▸ Task directions: Scan the entries below and count the lines holding the string "Excel". Supply only the number.

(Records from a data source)
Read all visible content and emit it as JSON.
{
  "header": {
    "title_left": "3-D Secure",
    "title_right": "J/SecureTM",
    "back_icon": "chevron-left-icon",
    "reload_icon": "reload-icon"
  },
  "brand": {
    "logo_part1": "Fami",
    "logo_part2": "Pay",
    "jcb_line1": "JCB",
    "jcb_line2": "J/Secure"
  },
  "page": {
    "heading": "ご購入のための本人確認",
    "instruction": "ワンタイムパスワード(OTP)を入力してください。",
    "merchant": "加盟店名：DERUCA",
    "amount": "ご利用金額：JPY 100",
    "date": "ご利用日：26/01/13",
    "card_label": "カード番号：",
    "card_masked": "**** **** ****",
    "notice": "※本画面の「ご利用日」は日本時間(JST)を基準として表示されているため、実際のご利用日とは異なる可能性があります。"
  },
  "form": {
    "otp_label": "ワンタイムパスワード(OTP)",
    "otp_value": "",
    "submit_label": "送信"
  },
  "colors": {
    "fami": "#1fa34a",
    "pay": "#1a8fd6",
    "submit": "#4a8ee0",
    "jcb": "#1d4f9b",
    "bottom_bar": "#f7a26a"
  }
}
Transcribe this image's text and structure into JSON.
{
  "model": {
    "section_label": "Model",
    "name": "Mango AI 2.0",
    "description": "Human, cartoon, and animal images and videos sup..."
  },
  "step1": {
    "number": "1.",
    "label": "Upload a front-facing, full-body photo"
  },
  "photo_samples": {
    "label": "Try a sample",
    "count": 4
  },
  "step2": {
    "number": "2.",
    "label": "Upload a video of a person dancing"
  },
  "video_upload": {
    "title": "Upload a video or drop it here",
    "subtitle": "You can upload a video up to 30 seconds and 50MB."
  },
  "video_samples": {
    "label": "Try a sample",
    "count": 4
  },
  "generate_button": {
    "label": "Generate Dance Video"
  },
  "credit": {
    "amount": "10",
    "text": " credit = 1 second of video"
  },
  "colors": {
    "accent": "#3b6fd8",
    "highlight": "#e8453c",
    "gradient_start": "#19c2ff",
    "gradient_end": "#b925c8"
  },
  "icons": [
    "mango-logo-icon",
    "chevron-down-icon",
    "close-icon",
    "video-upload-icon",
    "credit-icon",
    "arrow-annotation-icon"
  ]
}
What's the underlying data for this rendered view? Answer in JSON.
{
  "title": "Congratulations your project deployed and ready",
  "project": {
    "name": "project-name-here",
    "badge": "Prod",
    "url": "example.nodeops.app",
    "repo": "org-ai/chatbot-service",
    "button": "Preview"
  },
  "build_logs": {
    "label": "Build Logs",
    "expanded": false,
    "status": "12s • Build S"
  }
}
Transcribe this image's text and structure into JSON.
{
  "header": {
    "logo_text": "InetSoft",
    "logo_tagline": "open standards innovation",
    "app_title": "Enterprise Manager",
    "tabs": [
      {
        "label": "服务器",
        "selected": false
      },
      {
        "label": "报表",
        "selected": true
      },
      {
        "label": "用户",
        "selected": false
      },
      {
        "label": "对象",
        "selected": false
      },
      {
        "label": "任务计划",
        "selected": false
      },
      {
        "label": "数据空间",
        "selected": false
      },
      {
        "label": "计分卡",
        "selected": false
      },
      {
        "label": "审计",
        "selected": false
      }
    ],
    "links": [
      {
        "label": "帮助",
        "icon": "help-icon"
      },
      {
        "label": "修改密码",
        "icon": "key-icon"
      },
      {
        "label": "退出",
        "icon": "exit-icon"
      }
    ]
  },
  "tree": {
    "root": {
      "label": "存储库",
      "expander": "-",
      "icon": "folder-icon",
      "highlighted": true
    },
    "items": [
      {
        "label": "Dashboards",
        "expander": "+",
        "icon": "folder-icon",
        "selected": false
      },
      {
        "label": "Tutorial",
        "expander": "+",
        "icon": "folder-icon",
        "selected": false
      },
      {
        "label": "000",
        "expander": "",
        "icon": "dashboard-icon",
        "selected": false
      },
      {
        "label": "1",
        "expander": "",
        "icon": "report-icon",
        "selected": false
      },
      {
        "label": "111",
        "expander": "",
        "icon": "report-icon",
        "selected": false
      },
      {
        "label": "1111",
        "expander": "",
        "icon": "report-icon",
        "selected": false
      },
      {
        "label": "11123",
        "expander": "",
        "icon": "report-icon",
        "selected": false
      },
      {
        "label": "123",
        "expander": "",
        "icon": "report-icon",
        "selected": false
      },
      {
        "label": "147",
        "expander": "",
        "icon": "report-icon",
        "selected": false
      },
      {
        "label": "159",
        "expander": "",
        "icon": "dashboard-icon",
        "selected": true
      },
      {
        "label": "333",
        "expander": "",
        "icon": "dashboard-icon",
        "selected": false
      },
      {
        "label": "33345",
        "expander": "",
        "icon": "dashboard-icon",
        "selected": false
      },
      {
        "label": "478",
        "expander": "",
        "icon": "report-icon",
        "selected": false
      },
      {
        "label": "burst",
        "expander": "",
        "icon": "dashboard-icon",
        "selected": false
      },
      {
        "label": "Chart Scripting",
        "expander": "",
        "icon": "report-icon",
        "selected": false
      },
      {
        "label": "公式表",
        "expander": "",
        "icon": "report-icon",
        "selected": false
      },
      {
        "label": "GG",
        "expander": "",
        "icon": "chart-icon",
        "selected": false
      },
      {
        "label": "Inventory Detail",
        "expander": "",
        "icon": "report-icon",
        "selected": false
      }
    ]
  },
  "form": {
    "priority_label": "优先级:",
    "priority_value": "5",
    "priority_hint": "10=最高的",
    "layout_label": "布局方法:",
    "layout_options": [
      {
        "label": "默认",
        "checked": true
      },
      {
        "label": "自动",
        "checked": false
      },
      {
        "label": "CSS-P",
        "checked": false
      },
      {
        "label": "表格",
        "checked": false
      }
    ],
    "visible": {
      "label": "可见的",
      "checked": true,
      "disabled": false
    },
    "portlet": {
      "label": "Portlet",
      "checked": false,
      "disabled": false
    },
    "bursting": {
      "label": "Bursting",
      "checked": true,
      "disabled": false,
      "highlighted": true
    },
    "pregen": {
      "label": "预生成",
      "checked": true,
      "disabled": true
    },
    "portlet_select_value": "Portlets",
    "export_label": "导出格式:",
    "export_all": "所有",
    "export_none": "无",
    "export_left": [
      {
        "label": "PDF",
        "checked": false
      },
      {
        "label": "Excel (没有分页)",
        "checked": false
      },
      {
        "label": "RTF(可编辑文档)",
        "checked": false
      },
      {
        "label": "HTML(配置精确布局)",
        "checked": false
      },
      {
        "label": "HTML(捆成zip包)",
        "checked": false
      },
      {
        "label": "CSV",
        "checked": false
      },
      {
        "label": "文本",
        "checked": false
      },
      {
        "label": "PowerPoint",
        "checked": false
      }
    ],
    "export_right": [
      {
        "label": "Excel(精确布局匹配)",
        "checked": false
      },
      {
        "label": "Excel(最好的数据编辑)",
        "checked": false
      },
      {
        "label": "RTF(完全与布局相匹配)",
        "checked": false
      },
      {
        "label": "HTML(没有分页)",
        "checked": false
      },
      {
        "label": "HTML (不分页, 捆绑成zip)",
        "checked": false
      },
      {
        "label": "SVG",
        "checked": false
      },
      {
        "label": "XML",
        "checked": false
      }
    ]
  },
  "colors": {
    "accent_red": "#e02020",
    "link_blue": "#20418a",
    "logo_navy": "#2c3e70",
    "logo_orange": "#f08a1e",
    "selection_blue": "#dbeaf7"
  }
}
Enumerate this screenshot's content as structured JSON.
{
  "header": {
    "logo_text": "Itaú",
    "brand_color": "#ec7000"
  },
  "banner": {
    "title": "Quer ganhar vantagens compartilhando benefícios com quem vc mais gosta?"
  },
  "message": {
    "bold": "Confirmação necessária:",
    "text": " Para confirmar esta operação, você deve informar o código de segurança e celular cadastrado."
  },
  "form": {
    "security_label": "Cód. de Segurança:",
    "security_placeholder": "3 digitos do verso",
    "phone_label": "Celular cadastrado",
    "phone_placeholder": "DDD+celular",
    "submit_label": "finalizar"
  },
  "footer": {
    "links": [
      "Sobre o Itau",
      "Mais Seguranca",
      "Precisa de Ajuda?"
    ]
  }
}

▸ Result below: 3